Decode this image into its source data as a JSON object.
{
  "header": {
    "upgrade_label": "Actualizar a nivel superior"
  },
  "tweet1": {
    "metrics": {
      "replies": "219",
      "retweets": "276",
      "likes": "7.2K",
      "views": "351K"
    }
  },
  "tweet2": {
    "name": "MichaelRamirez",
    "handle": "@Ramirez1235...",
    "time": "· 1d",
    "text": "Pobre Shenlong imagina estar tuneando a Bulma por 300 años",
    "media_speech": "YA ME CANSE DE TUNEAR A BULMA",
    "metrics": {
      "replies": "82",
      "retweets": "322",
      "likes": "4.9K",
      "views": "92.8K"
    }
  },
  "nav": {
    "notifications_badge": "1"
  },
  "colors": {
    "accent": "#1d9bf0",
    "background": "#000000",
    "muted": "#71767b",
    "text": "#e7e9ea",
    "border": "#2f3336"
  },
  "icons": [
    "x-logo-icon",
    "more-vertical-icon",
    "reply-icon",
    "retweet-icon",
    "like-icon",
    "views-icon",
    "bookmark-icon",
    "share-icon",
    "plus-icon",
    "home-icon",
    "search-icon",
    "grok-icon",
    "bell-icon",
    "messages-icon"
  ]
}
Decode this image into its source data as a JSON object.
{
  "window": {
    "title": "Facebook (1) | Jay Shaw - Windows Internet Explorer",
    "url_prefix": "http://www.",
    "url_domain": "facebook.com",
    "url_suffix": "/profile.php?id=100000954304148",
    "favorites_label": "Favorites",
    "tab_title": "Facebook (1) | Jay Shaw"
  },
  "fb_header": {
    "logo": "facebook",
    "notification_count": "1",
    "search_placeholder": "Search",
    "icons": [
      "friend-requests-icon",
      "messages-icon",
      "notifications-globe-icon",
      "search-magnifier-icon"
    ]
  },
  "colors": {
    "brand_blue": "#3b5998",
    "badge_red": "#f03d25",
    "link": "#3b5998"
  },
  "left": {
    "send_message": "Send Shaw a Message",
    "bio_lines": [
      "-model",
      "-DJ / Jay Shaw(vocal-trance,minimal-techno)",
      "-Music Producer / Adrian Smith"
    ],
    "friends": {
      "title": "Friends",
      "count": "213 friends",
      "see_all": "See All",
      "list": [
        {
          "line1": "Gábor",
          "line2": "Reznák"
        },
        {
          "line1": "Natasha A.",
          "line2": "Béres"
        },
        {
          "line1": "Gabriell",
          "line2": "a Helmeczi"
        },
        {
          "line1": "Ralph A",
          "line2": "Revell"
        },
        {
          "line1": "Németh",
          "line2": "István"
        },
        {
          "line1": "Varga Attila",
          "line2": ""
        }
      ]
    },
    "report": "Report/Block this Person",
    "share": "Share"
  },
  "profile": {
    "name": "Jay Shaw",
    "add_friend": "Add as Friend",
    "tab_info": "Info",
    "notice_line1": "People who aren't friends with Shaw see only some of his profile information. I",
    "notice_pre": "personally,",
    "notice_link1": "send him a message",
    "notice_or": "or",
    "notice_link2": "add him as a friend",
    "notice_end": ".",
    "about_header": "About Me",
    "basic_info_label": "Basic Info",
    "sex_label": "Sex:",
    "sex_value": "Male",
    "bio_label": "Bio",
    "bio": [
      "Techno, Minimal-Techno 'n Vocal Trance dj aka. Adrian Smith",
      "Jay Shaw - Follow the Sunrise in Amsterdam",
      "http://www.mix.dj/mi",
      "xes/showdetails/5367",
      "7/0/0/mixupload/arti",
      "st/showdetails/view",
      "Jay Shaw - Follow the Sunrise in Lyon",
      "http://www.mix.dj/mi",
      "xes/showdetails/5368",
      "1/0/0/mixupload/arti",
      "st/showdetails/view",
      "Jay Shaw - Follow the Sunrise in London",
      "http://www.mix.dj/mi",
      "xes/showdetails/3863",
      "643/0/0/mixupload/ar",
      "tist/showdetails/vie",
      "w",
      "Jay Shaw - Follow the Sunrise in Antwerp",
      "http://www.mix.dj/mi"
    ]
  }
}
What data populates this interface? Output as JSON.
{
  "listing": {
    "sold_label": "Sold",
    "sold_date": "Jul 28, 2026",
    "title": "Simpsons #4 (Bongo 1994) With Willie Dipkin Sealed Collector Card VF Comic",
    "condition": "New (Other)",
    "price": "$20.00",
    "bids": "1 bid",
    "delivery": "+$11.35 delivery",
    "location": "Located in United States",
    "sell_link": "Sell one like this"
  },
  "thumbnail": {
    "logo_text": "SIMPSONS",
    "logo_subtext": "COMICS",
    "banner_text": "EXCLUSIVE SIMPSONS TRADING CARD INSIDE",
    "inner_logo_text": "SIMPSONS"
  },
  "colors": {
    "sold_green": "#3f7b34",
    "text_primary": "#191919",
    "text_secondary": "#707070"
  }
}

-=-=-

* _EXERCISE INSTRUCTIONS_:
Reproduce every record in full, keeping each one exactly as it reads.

* _ANSWER BOX_:
Decode this image into its source data as a JSON object.
{
  "header": {
    "upgrade_label": "Actualizar a nivel superior"
  },
  "tweet1": {
    "metrics": {
      "replies": "219",
      "retweets": "276",
      "likes": "7.2K",
      "views": "351K"
    }
  },
  "tweet2": {
    "name": "MichaelRamirez",
    "handle": "@Ramirez1235...",
    "time": "· 1d",
    "text": "Pobre Shenlong imagina estar tuneando a Bulma por 300 años",
    "media_speech": "YA ME CANSE DE TUNEAR A BULMA",
    "metrics": {
      "replies": "82",
      "retweets": "322",
      "likes": "4.9K",
      "views": "92.8K"
    }
  },
  "nav": {
    "notifications_badge": "1"
  },
  "colors": {
    "accent": "#1d9bf0",
    "background": "#000000",
    "muted": "#71767b",
    "text": "#e7e9ea",
    "border": "#2f3336"
  },
  "icons": [
    "x-logo-icon",
    "more-vertical-icon",
    "reply-icon",
    "retweet-icon",
    "like-icon",
    "views-icon",
    "bookmark-icon",
    "share-icon",
    "plus-icon",
    "home-icon",
    "search-icon",
    "grok-icon",
    "bell-icon",
    "messages-icon"
  ]
}
Decode this image into its source data as a JSON object.
{
  "window": {
    "title": "Facebook (1) | Jay Shaw - Windows Internet Explorer",
    "url_prefix": "http://www.",
    "url_domain": "facebook.com",
    "url_suffix": "/profile.php?id=100000954304148",
    "favorites_label": "Favorites",
    "tab_title": "Facebook (1) | Jay Shaw"
  },
  "fb_header": {
    "logo": "facebook",
    "notification_count": "1",
    "search_placeholder": "Search",
    "icons": [
      "friend-requests-icon",
      "messages-icon",
      "notifications-globe-icon",
      "search-magnifier-icon"
    ]
  },
  "colors": {
    "brand_blue": "#3b5998",
    "badge_red": "#f03d25",
    "link": "#3b5998"
  },
  "left": {
    "send_message": "Send Shaw a Message",
    "bio_lines": [
      "-model",
      "-DJ / Jay Shaw(vocal-trance,minimal-techno)",
      "-Music Producer / Adrian Smith"
    ],
    "friends": {
      "title": "Friends",
      "count": "213 friends",
      "see_all": "See All",
      "list": [
        {
          "line1": "Gábor",
          "line2": "Reznák"
        },
        {
          "line1": "Natasha A.",
          "line2": "Béres"
        },
        {
          "line1": "Gabriell",
          "line2": "a Helmeczi"
        },
        {
          "line1": "Ralph A",
          "line2": "Revell"
        },
        {
          "line1": "Németh",
          "line2": "István"
        },
        {
          "line1": "Varga Attila",
          "line2": ""
        }
      ]
    },
    "report": "Report/Block this Person",
    "share": "Share"
  },
  "profile": {
    "name": "Jay Shaw",
    "add_friend": "Add as Friend",
    "tab_info": "Info",
    "notice_line1": "People who aren't friends with Shaw see only some of his profile information. I",
    "notice_pre": "personally,",
    "notice_link1": "send him a message",
    "notice_or": "or",
    "notice_link2": "add him as a friend",
    "notice_end": ".",
    "about_header": "About Me",
    "basic_info_label": "Basic Info",
    "sex_label": "Sex:",
    "sex_value": "Male",
    "bio_label": "Bio",
    "bio": [
      "Techno, Minimal-Techno 'n Vocal Trance dj aka. Adrian Smith",
      "Jay Shaw - Follow the Sunrise in Amsterdam",
      "http://www.mix.dj/mi",
      "xes/showdetails/5367",
      "7/0/0/mixupload/arti",
      "st/showdetails/view",
      "Jay Shaw - Follow the Sunrise in Lyon",
      "http://www.mix.dj/mi",
      "xes/showdetails/5368",
      "1/0/0/mixupload/arti",
      "st/showdetails/view",
      "Jay Shaw - Follow the Sunrise in London",
      "http://www.mix.dj/mi",
      "xes/showdetails/3863",
      "643/0/0/mixupload/ar",
      "tist/showdetails/vie",
      "w",
      "Jay Shaw - Follow the Sunrise in Antwerp",
      "http://www.mix.dj/mi"
    ]
  }
}
What data populates this interface? Output as JSON.
{
  "listing": {
    "sold_label": "Sold",
    "sold_date": "Jul 28, 2026",
    "title": "Simpsons #4 (Bongo 1994) With Willie Dipkin Sealed Collector Card VF Comic",
    "condition": "New (Other)",
    "price": "$20.00",
    "bids": "1 bid",
    "delivery": "+$11.35 delivery",
    "location": "Located in United States",
    "sell_link": "Sell one like this"
  },
  "thumbnail": {
    "logo_text": "SIMPSONS",
    "logo_subtext": "COMICS",
    "banner_text": "EXCLUSIVE SIMPSONS TRADING CARD INSIDE",
    "inner_logo_text": "SIMPSONS"
  },
  "colors": {
    "sold_green": "#3f7b34",
    "text_primary": "#191919",
    "text_secondary": "#707070"
  }
}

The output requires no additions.